  1. The Parent Trap: Work/Life Balance Does holding a job help or hinder a child’s development? What about the parents—are there physical or psychological risks to being a working parent and if so, are the risks the same for women and men? Join Leslie Angel Ph.D. to learn about the personal and parenting impacts of working moms and dads and what parents can do to improve work/life balance. Leslie is an associate professor in Experimental Psychology at Carroll. She teaches Gender Studies, Cognitive Psychology, Lifespan Development and Human Sexuality.
  1. Take Care of Yourself Mindfulness is a state of active, open attention to the present, but sometimes the present is overwhelming. Michele Zentz, counselor at Jim Darcy School, recently completed a sabbatical to help integrate her passion for mindfulness into the school setting. Learn about how mindfulness works for our students and adopt some successful coping strategies in your own life.

 

Wanderlust and Wonder
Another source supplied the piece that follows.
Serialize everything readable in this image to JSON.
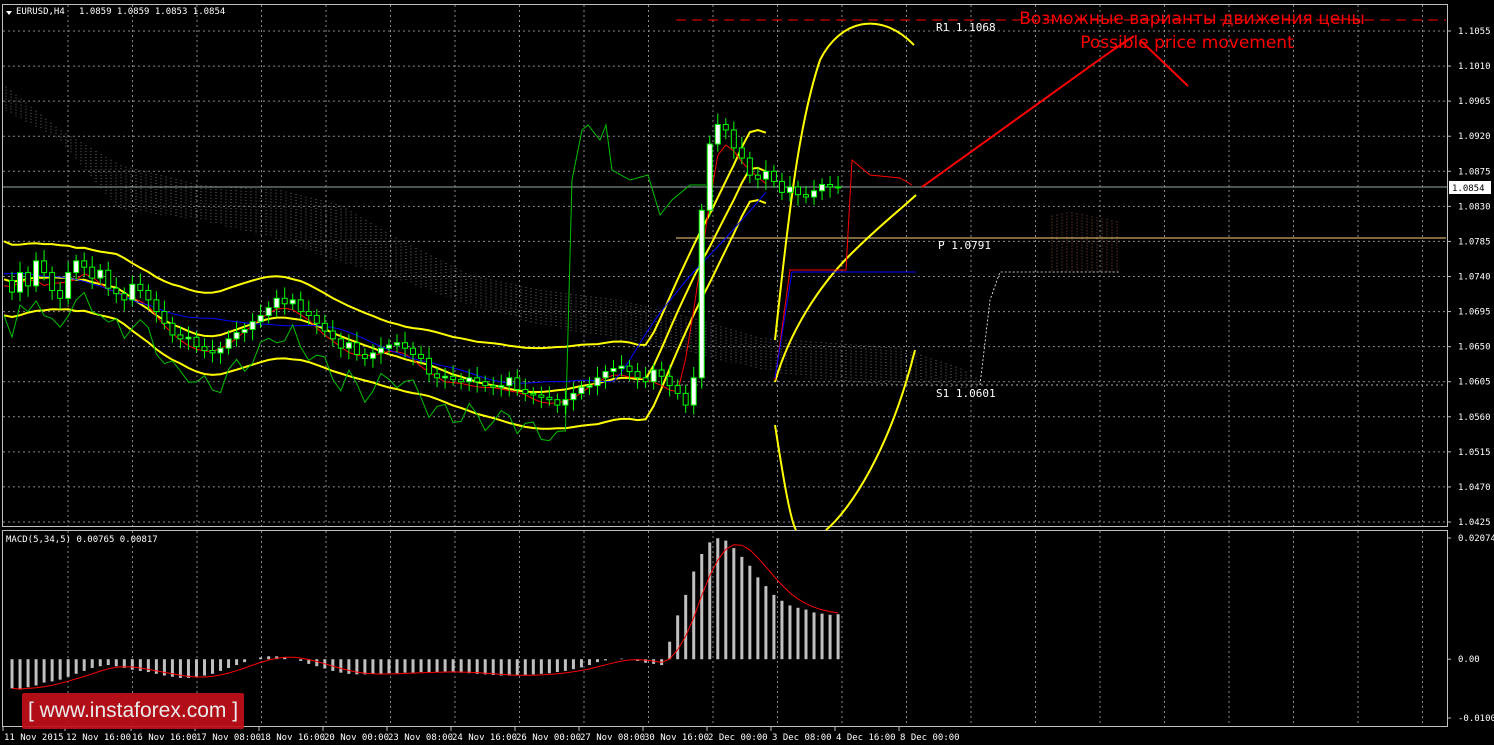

  1. Off the Beaten Path Joan Miles and Jerry Wells and their spouses have traveled on several continents—sometimes together, traveling lightly, exploring out-of-the-way places, staying flexible and finding ways to stretch budgets. Pick up some of their travel tips and share some of yours. Both longtime Helenans, they agree with Mark Twain, “Travel is fatal to prejudice, bigotry, and narrow-mindedness, and many of our people need it sorely on these accounts.”
  1. For the Birds After his retirement from 30 years with Montana Fish, Wildlife and Parks, Bob Martinka has become an avid birder and photographer, traveling throughout Montana, the US, and to numerous countries to pursue these interests. If you are interested in birding, this is the conversation for you—What do I need? Where should I go? A recent study revealed bird populations are declining in North America; it’s time to pick up those binoculars and go!
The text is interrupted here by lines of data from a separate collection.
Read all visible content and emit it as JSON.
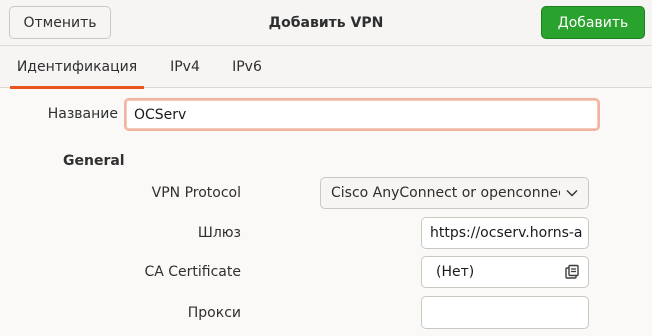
{
  "header": {
    "cancel_label": "Отменить",
    "title": "Добавить VPN",
    "add_label": "Добавить"
  },
  "tabs": [
    {
      "label": "Идентификация",
      "active": true
    },
    {
      "label": "IPv4",
      "active": false
    },
    {
      "label": "IPv6",
      "active": false
    }
  ],
  "form": {
    "name_label": "Название",
    "name_value": "OCServ",
    "section_title": "General",
    "protocol_label": "VPN Protocol",
    "protocol_value": "Cisco AnyConnect or openconnect",
    "gateway_label": "Шлюз",
    "gateway_value": "https://ocserv.horns-a",
    "ca_label": "CA Certificate",
    "ca_value": "(Нет)",
    "proxy_label": "Прокси",
    "proxy_value": ""
  },
  "icons": {
    "combo_arrow": "chevron-down-icon",
    "file_chooser": "document-open-icon"
  },
  "colors": {
    "accent": "#e95420",
    "suggested_action": "#2aa22e",
    "focus_ring": "#f3b49f"
  }
}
  1. CBD—Miracle Drug or Snake Oil CBD is all the rage. The non-intoxicating extract is used by some as treatment for myriad medical issues, but it is produced without any regulation which raises concerns. Marah Connole is a mental health professional who incorporates holistic health and nutrition in her practice. With masters’ degrees in Clinical Health Psychology and Nutrition, she keeps up with the latest research in treatment modalities.  Ask Marah about this elixir from the “weed from the devil’s garden.” 
  2. Buried Treasure For this discussion you will be transported back 250 million years…then fast forwarded to the last ice age for a lively discussion about fossils and meteorites—what they are, how they formed and where to find them. Fossil collector Robert Worthy will share over 45 (a mere portion of his collection) different kinds of fossils from around the world, along with his passion for natural history and exploring the mystifying secrets of the world.